Paul Ryan was picked for some reason as the vice presidential candidate on Mitt Romney’s GOP ticket. Ryan is the same douche bag who wrote a budget plan that would turn Medicare into a voucher system. Why did Romney put the senior citizen vote, one of the last groups who would vote Republican, into play for 2012?
Here are the facts about Paul Ryan and Medicare:
Let me see if I can’t make this so simple, even corporate journalists can understand. The average 65-year-old person gets Medicare Part A for free, and pays $96.40 a month for Medicare Part B. Then they pay $10-50 a month for prescription coverage, depending on which Medicare Part D coverage they buy. Okay, so most people pay no more than $150 a month for insurance that covers most things. Then they buy “medigap” insurance for the things that aren’t covered by Part A. That runs $500 and up annually.
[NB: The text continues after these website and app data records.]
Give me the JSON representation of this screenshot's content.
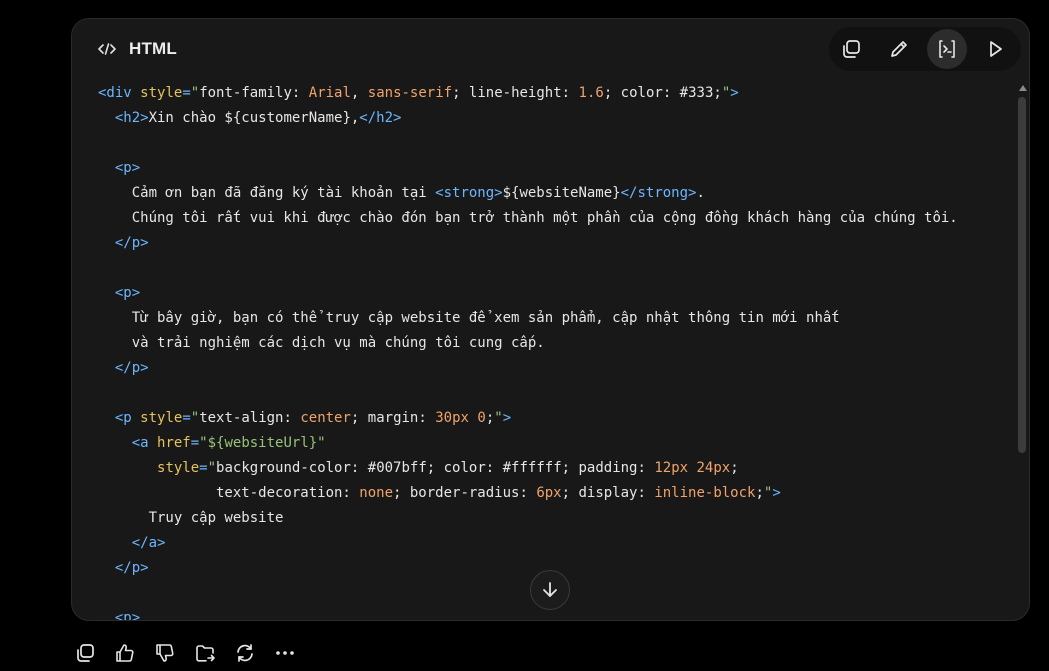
{
  "header": {
    "language": "HTML",
    "lang_icon": "code-brackets-icon"
  },
  "toolbar": {
    "buttons": [
      {
        "name": "copy-icon",
        "active": false
      },
      {
        "name": "pencil-icon",
        "active": false
      },
      {
        "name": "terminal-icon",
        "active": true
      },
      {
        "name": "play-icon",
        "active": false
      }
    ]
  },
  "code": {
    "lines": [
      [
        [
          "tag",
          "<div "
        ],
        [
          "attr",
          "style"
        ],
        [
          "tag",
          "="
        ],
        [
          "str",
          "\""
        ],
        [
          "txt",
          "font-family: "
        ],
        [
          "val",
          "Arial"
        ],
        [
          "txt",
          ", "
        ],
        [
          "val",
          "sans-serif"
        ],
        [
          "txt",
          "; line-height: "
        ],
        [
          "val",
          "1.6"
        ],
        [
          "txt",
          "; color: #333;"
        ],
        [
          "str",
          "\""
        ],
        [
          "tag",
          ">"
        ]
      ],
      [
        [
          "txt",
          "  "
        ],
        [
          "tag",
          "<h2>"
        ],
        [
          "txt",
          "Xin chào ${customerName},"
        ],
        [
          "tag",
          "</h2>"
        ]
      ],
      [
        [
          "txt",
          ""
        ]
      ],
      [
        [
          "txt",
          "  "
        ],
        [
          "tag",
          "<p>"
        ]
      ],
      [
        [
          "txt",
          "    Cảm ơn bạn đã đăng ký tài khoản tại "
        ],
        [
          "tag",
          "<strong>"
        ],
        [
          "txt",
          "${websiteName}"
        ],
        [
          "tag",
          "</strong>"
        ],
        [
          "txt",
          "."
        ]
      ],
      [
        [
          "txt",
          "    Chúng tôi rất vui khi được chào đón bạn trở thành một phần của cộng đồng khách hàng của chúng tôi."
        ]
      ],
      [
        [
          "txt",
          "  "
        ],
        [
          "tag",
          "</p>"
        ]
      ],
      [
        [
          "txt",
          ""
        ]
      ],
      [
        [
          "txt",
          "  "
        ],
        [
          "tag",
          "<p>"
        ]
      ],
      [
        [
          "txt",
          "    Từ bây giờ, bạn có thể truy cập website để xem sản phẩm, cập nhật thông tin mới nhất"
        ]
      ],
      [
        [
          "txt",
          "    và trải nghiệm các dịch vụ mà chúng tôi cung cấp."
        ]
      ],
      [
        [
          "txt",
          "  "
        ],
        [
          "tag",
          "</p>"
        ]
      ],
      [
        [
          "txt",
          ""
        ]
      ],
      [
        [
          "txt",
          "  "
        ],
        [
          "tag",
          "<p "
        ],
        [
          "attr",
          "style"
        ],
        [
          "tag",
          "="
        ],
        [
          "str",
          "\""
        ],
        [
          "txt",
          "text-align: "
        ],
        [
          "val",
          "center"
        ],
        [
          "txt",
          "; margin: "
        ],
        [
          "val",
          "30px"
        ],
        [
          "txt",
          " "
        ],
        [
          "val",
          "0"
        ],
        [
          "txt",
          ";"
        ],
        [
          "str",
          "\""
        ],
        [
          "tag",
          ">"
        ]
      ],
      [
        [
          "txt",
          "    "
        ],
        [
          "tag",
          "<a "
        ],
        [
          "attr",
          "href"
        ],
        [
          "tag",
          "="
        ],
        [
          "str",
          "\"${websiteUrl}\""
        ]
      ],
      [
        [
          "txt",
          "       "
        ],
        [
          "attr",
          "style"
        ],
        [
          "tag",
          "="
        ],
        [
          "str",
          "\""
        ],
        [
          "txt",
          "background-color: #007bff; color: #ffffff; padding: "
        ],
        [
          "val",
          "12px"
        ],
        [
          "txt",
          " "
        ],
        [
          "val",
          "24px"
        ],
        [
          "txt",
          ";"
        ]
      ],
      [
        [
          "txt",
          "              text-decoration: "
        ],
        [
          "val",
          "none"
        ],
        [
          "txt",
          "; border-radius: "
        ],
        [
          "val",
          "6px"
        ],
        [
          "txt",
          "; display: "
        ],
        [
          "val",
          "inline-block"
        ],
        [
          "txt",
          ";"
        ],
        [
          "str",
          "\""
        ],
        [
          "tag",
          ">"
        ]
      ],
      [
        [
          "txt",
          "      Truy cập website"
        ]
      ],
      [
        [
          "txt",
          "    "
        ],
        [
          "tag",
          "</a>"
        ]
      ],
      [
        [
          "txt",
          "  "
        ],
        [
          "tag",
          "</p>"
        ]
      ],
      [
        [
          "txt",
          ""
        ]
      ],
      [
        [
          "txt",
          "  "
        ],
        [
          "tag",
          "<p>"
        ]
      ]
    ]
  },
  "scroll_down_icon": "arrow-down-icon",
  "actions": [
    {
      "name": "copy-icon"
    },
    {
      "name": "thumbs-up-icon"
    },
    {
      "name": "thumbs-down-icon"
    },
    {
      "name": "share-folder-icon"
    },
    {
      "name": "regenerate-icon"
    },
    {
      "name": "more-icon"
    }
  ]
}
If you buy all those policies, you’re covered. No worries about “what if.”
And what does the Ryan proposal offer? Basically, it’s a coupon. Instead of covering you for all those things, it pays a fixed amount — and anything over that is your problem. People who aren’t network news anchors or high-profile columnists don’t make enough money to pay for what the Ryan proposal doesn’t cover, and as a result, seniors won’t get the medical care they need and some of them will die as a result.
Here is a more wonkish look at the Paul Ryan Medicare idea:
These plans get at the basic disagreement between Democrats and Republicans on Medicare. Democrats believe the best way to reform Medicare is to leave the program intact but vastly strengthen its ability to pay for quality. Republicans believe the best way to reform Medicare is to fracture the system between private plans and traditional Medicare and let competition do its work.
It’s worth saying there’s no particularly good evidence for either option. Competition hasn’t worked very well in the health-care system. Indeed, Medicare currently includes private options through the Medicare Advantage program. The idea was these private, managed-care alternatives would be cheaper than traditional Medicare. As it turned out, they ended up costing about 20 percent more.
As for the pay-for-quality revolution that the Obama administration envisions, that hasn’t been proven at Medicare’s scale, either.
The point is that Ryan’s idea hasn’t worked and Obama’s plan may not work but the Patient Protection and Affordable Care Act doesn’t cut benefits like the Ryan plan does.
Medicare and Social Security aren’t give aways. People paid into them when they were working with the promise of getting that money back when they retired.
What does Paul Ryan want to so with the money freed up by giving us a coupon that won’t keep up with the cost of health care?
Tax cuts for the 1% of course while adding to the tax burden of the middle class and poor.
So who is going to tell Grandma that Paul Ryan wants her to die?